I wasn’t really expecting to learn much as we had already done all of the planned tasks at our own home. I was surprised to actually learn a few things. My thanks to Jeremy, the leader for our team. We did exterior caulking and spray foaming to seal air leaks. He showed me and the team about the sill plate and why not to seal the gap between the siding and the house. He explained it would lead to water damage as well as other problems. Using the foam takes some practice and Jeremy showed us a number tips which I’ve included below.
Things to keep in mind when using expanding spray foam:
- Wear safety googles
- Wear latex gloves because the foam will not come off of your skin
- Wear clothes you don’t care about because it does not come out of clothes
- Prep the areas (perhaps marking with blue painters tape) because once you start the foam, you need to keep working until you are done using the can

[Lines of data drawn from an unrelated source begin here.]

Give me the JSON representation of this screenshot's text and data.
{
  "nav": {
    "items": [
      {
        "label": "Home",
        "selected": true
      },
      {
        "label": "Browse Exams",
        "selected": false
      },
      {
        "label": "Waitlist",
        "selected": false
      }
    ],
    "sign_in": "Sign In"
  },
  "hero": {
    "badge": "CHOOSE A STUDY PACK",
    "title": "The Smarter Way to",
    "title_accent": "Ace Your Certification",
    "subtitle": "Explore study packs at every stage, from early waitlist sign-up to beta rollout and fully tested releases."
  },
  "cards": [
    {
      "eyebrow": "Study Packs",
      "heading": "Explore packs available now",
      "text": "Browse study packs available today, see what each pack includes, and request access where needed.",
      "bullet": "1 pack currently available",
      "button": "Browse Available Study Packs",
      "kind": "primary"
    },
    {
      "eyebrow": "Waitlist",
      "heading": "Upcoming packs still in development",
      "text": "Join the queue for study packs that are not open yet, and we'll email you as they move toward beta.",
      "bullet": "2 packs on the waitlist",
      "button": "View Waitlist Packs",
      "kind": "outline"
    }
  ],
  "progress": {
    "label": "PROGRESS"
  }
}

- Don’t use the expanding foam around door frames and window frames because the pressure from expansion can warp the frame (you can get expanding foam that is specially made for doors and windows)

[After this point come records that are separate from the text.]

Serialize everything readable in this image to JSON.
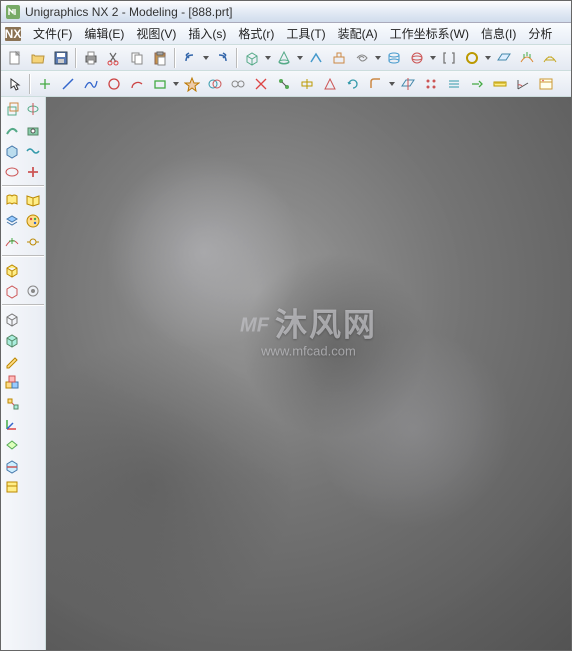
{
  "title": {
    "app": "Unigraphics NX 2 - Modeling - [888.prt]"
  },
  "menu": {
    "file": "文件(F)",
    "edit": "编辑(E)",
    "view": "视图(V)",
    "insert": "插入(s)",
    "format": "格式(r)",
    "tool": "工具(T)",
    "assembly": "装配(A)",
    "wcs": "工作坐标系(W)",
    "info": "信息(I)",
    "analyze": "分析"
  },
  "watermark": {
    "logo": "MF",
    "text": "沐风网",
    "url": "www.mfcad.com"
  }
}
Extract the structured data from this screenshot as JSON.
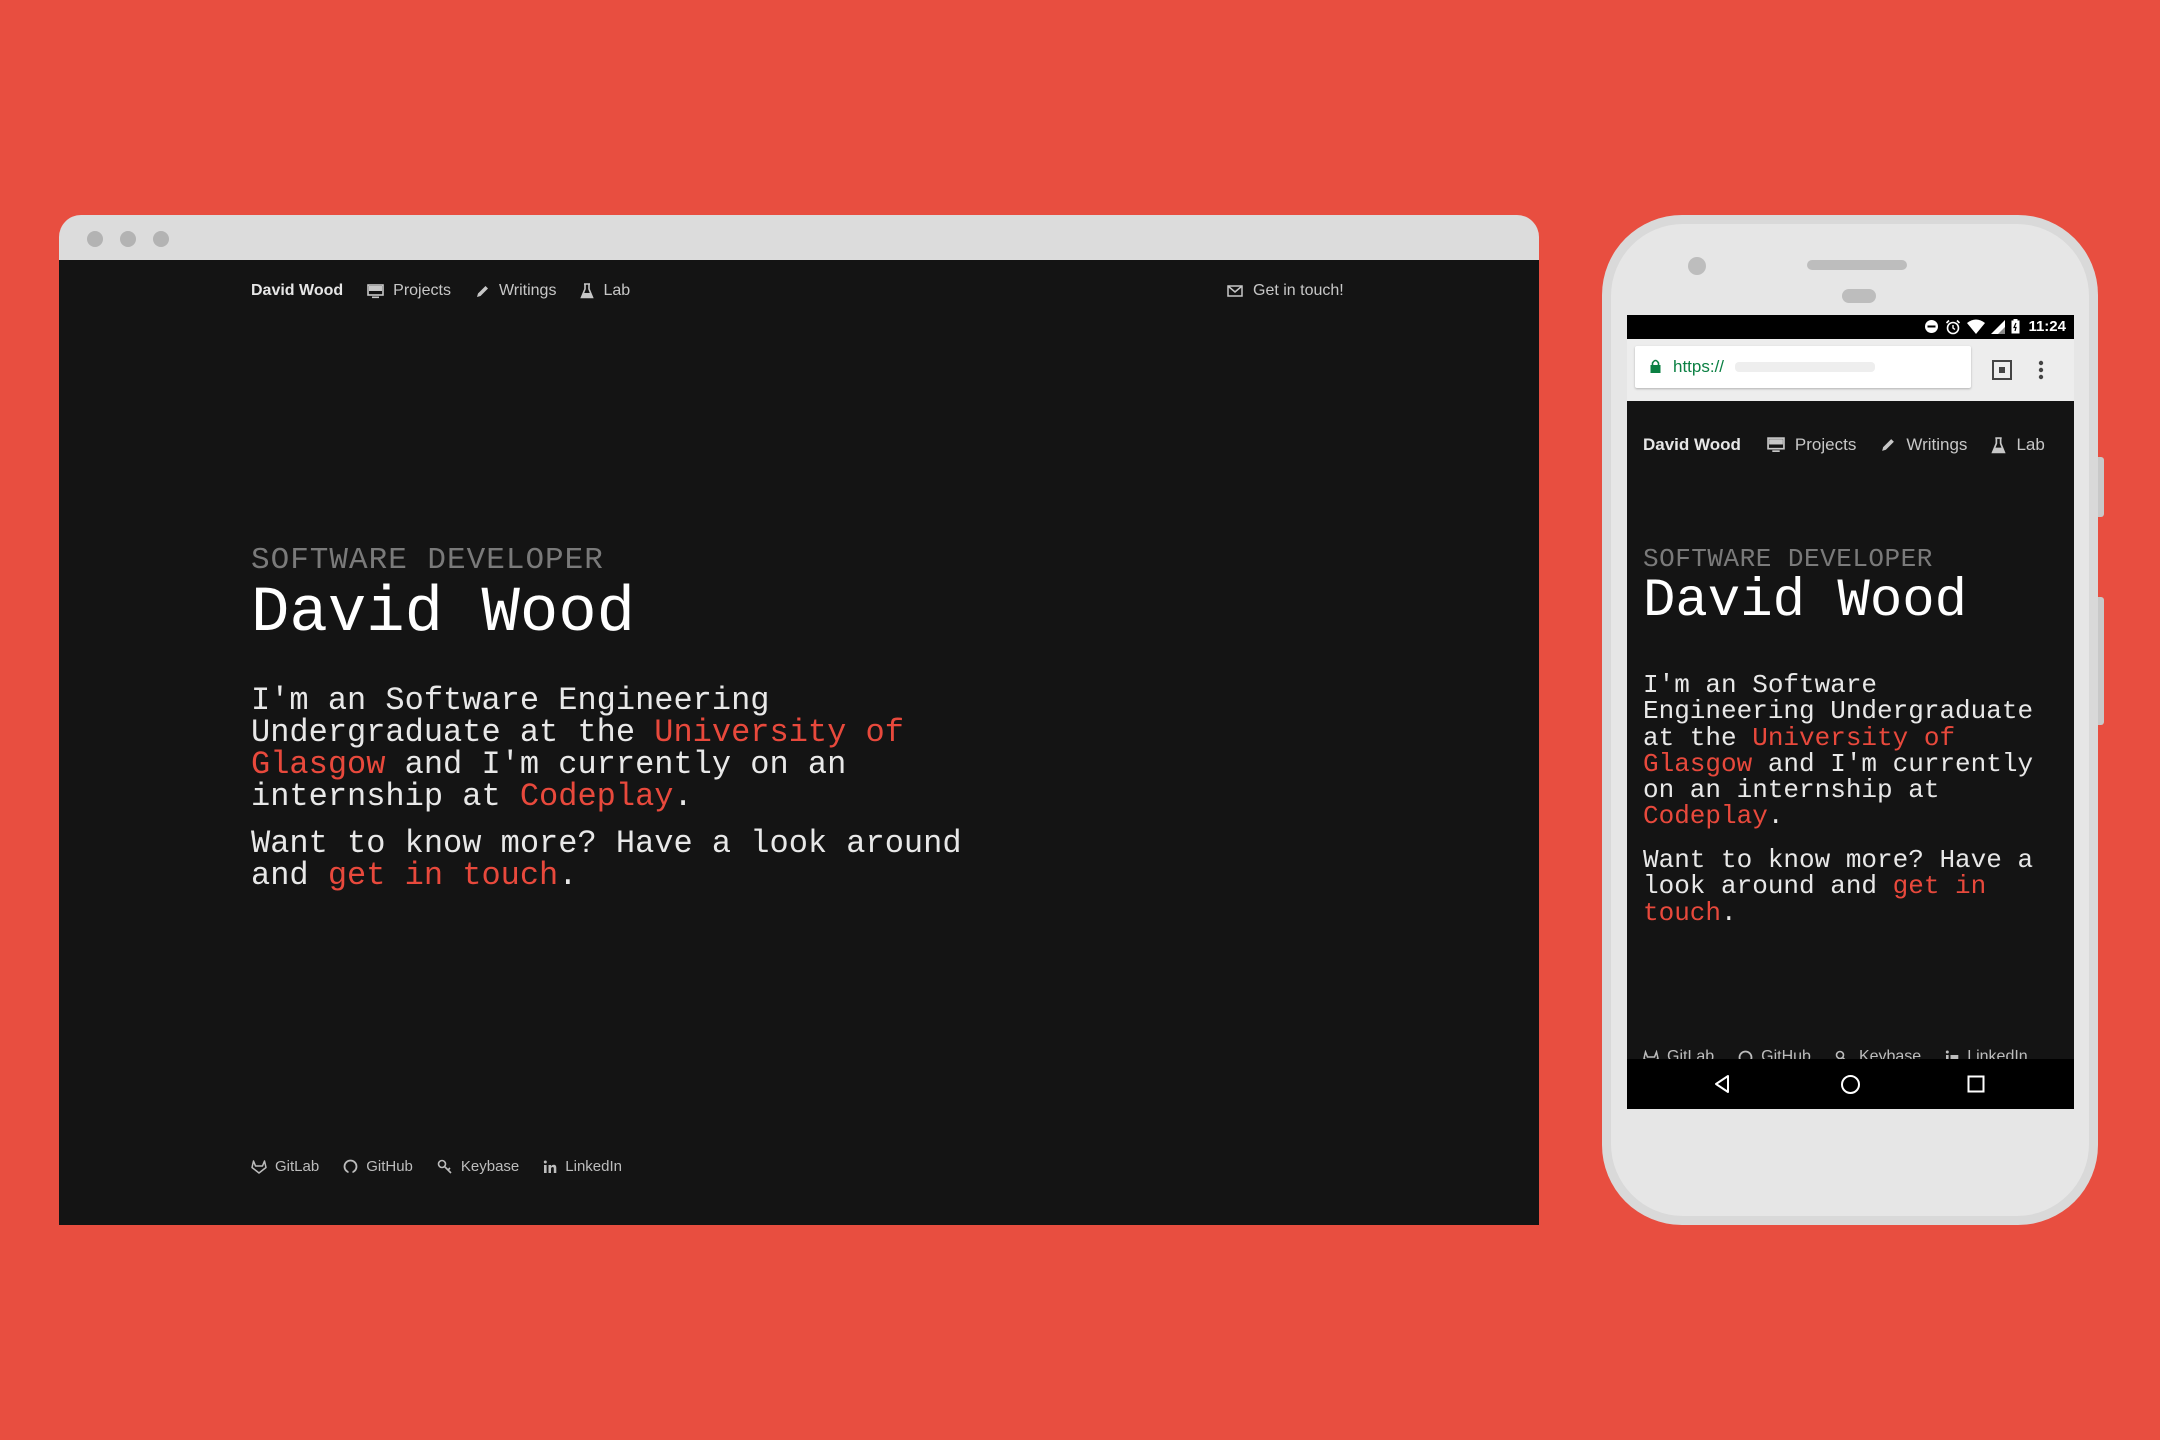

- Don’t try and work the foam (wait for it to cure and then cut or scrape to clean up)
- A little goes a long way
- The can works best upside down
In addition to learning more about the spray foam and getting some practice working with it, I also got a chance to explain to others the reasoning behind some of the things we were doing. For instance, I explained why we were installing switch plate cover foam insulation on interior walls and how tight we would have to make the house before needing active ventilation. These are topics worthy of future posts.
My thanks to Audrey, the project leader from HEET, because of whom I got the experience of setting up the blower door and conducting the test. She showed me how to set the unit up and how it worked. She also answered my questions about what is involved in setting up a HEET program in our town. Hopefully I will be able to assist in setting up a HEET program in Medford in the future.
All in all, the five hours spent helping weatherize this three family three story house was a good use of my time. I learned some things, shared my knowledge and got to help others save energy. For even more about HEET barnraisings, you can read about Alicia’s experience volunteering on a HEET weatherization last month. If you are interested in learning how to do these things, see if there is a program near you by visiting http://heetma.com and volunteer, no experience needed.